Standings: Pitt 58-38, SF 58-40, LA 55-40, Phil 52-45, StL 49-47, Hou 48-48, Atl 45-52, Cin 44-52, NY 42-54, Chi 31-66





Mike Shannon of the St. Louis Cardinals has finally begun to earn his stripes—if not yet his stars—as Stan Musial's replacement. Always an outstanding defensive outfielder with an exceptionally strong arm, Shannon has learned to hit. Says Manager Red Schoendienst, "Shannon has been a big reason for our team's recent improvement." Since the beginning of July Mike has batted over .415, with six home runs and 19 RBIs, and during that time the Cards have moved from seventh place—three games below .500—to fifth, only 9 games behind league-leading Pittsburgh. Last week Shannon was particularly destructive, going 5 for 5 in one game and hitting .484 as the Cards won six in a row. Part of the reason why Shannon turned killer was his decision to use a lighter bat. "It feels more comfortable," he says. He is also waiting longer on pitches before he takes his swing, the result of working with Coach Dick Sisler in the Florida Instructional League last winter. "We thought Mike was a guess hitter," says Sisler, "and a guess hitter is a .250 hitter." During his streak, Shannon has not exactly been picking on patsies, either. Two key home runs have come off the best pitchers in baseball: he beat Sandy Koufax in Los Angeles and Juan Marichal in San Francisco. In fact Shannon has become such a threat at the plate that his teammates have started calling him The Cannon.
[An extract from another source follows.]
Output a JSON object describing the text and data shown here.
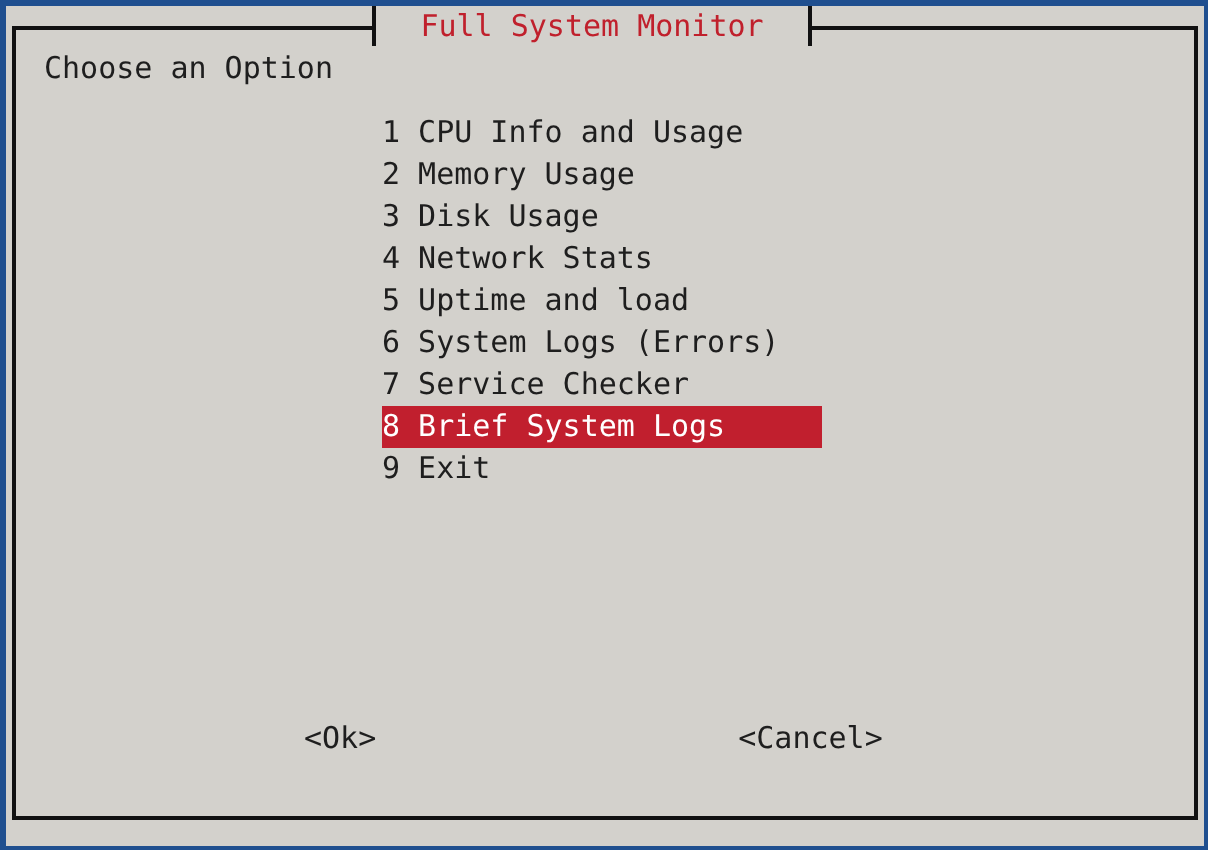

The Cardinals hope The Cannon continues to boom throughout the remainder of the season.